The question as to whether or not Pat White will be a quarterback at the next level can wait until tomorrow. White put to bed the question as to whether or not he's one of the best college quarterbacks of his generation. The argument as to whether he's the best quarterback to ever strap on pads for West Virginia might continue, though it shouldn't.
Major Harris and Marc Bulger were talented, and exciting leaders for their respective teams, but neither player had game plans geared for them the way White did in his career in Morgantown.
It started the first year he stepped on campus. White's freshman season saw him share time with Adam Bednarik, but when the season was over, it was apparent Rich Rodriguez had a special player on his hands, teaming with now-NFL running back Steve Slaton, the duo forged a frightening rushing attack, with Slaton running for 1,128 yards and 17 touchdowns, and White close behind with 952 yards and seven touchdowns. He also threw for 852 yards and eight touchdowns, while completing 57 percent of his passes.
In 2006, Slaton and White were damn near unstoppable. Slaton rushed for over 1,700 yards and 16 touchdowns, while White announced his presence as a marquee player, running for 1,219 yards and an astounding 18 touchdowns. His 65 percent completion percentage, 1,655 yards and 13 touchdown passes served notice that Pat was not a one-dimensional threat.
2007 saw White take the team over as his own. With the departure of Slaton, and replacement back Noel Devine still finding his rhythm, White lead the team in rushing with over 1,300 yards and 14 touchdowns. White posted a career high in passing yardage with over 1,700 yards while completing 66 percent of his passes, and a touchdown to interception ration of 14-4.

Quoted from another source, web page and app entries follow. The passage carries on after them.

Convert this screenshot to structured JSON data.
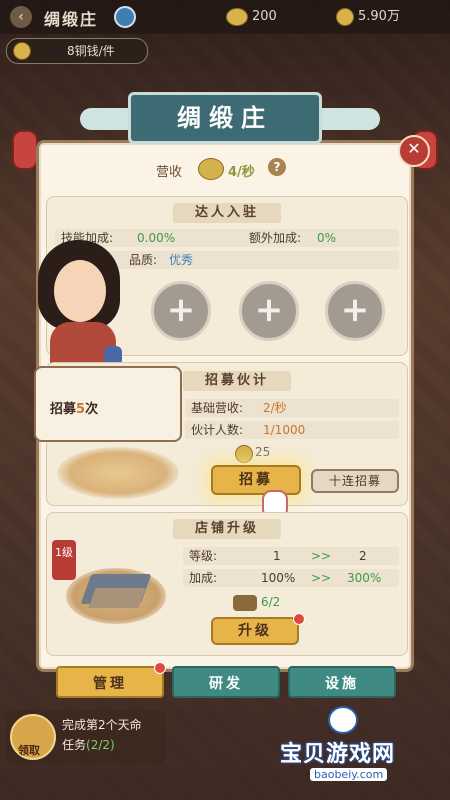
{
  "topbar": {
    "title": "绸缎庄",
    "resource1": "200",
    "resource2": "5.90万"
  },
  "price_label": "8铜钱/件",
  "panel": {
    "title": "绸缎庄",
    "income_label": "营收",
    "income_value": "4/秒"
  },
  "talent": {
    "title": "达人入驻",
    "skill_bonus_label": "技能加成:",
    "skill_bonus_value": "0.00%",
    "extra_bonus_label": "额外加成:",
    "extra_bonus_value": "0%",
    "quality_label": "品质:",
    "quality_value": "优秀"
  },
  "recruit": {
    "title": "招募伙计",
    "tooltip_prefix": "招募",
    "tooltip_count": "5",
    "tooltip_suffix": "次",
    "base_income_label": "基础营收:",
    "base_income_value": "2/秒",
    "staff_count_label": "伙计人数:",
    "staff_count_value": "1/1000",
    "cost": "25",
    "recruit_button": "招募",
    "ten_recruit_button": "十连招募"
  },
  "shop_upgrade": {
    "title": "店铺升级",
    "badge": "1级",
    "level_label": "等级:",
    "level_from": "1",
    "level_to": "2",
    "arrow": ">>",
    "bonus_label": "加成:",
    "bonus_from": "100%",
    "bonus_to": "300%",
    "material": "6/2",
    "upgrade_button": "升级"
  },
  "tabs": [
    "管理",
    "研发",
    "设施"
  ],
  "quest": {
    "claim_label": "领取",
    "line1": "完成第2个天命",
    "line2_prefix": "任务",
    "progress": "(2/2)"
  },
  "watermark": {
    "text": "宝贝游戏网",
    "url": "baobeiy.com"
  },
  "colors": {
    "panel_bg": "#fbf4e6",
    "banner": "#3d6b74",
    "gold_button": "#e6b449",
    "green_value": "#3e9a4a",
    "tab_manage": "#e6b449",
    "tab_research": "#3f8a82",
    "tab_facility": "#3f8a82"
  }
}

This season, his final collegiate season, White saw his team struggle mightily at times. With head coach Rich Rodriguez leaving before the team's bowl a season ago, Bill Stewart was anointed as the man to lead the team to the next level. Their bowl victory over Oklahoma in 2007 lead to mistakenly high expectations for the season and back to back losses to East Carolina and Colorado essentially ended any chance at a National Title shot.
White's performance in both losses were similar to his entire career, yet some began to wonder if the quarterback was as good as his hype. Losses to Cincinatti and Pittsburgh late in the season, as the offense struggled did little to disprove his critics.
But then came the upset win over South Florida, and finally the best performance of his career. Against North Carolina in his final game, White threw for a career-high 334 yards, along with three touchdowns and just one interception. He finished the season with a career-high 21 TD passes.
Individual stats don't tell the whole story for White, as he went to, and won, four bowls in his four seasons as a Mountaineer quarterback. That feat has never been accomplished in the History of the school. He's the career NCAA rushing leader for quarterbacks, a feat that is even more astounding when you consider that the game's first half century saw offenses that were predicated on running the ball almost constantly.
As I said, the debate over whether White is the best to ever play for West Virginia might continue, but it shouldn't.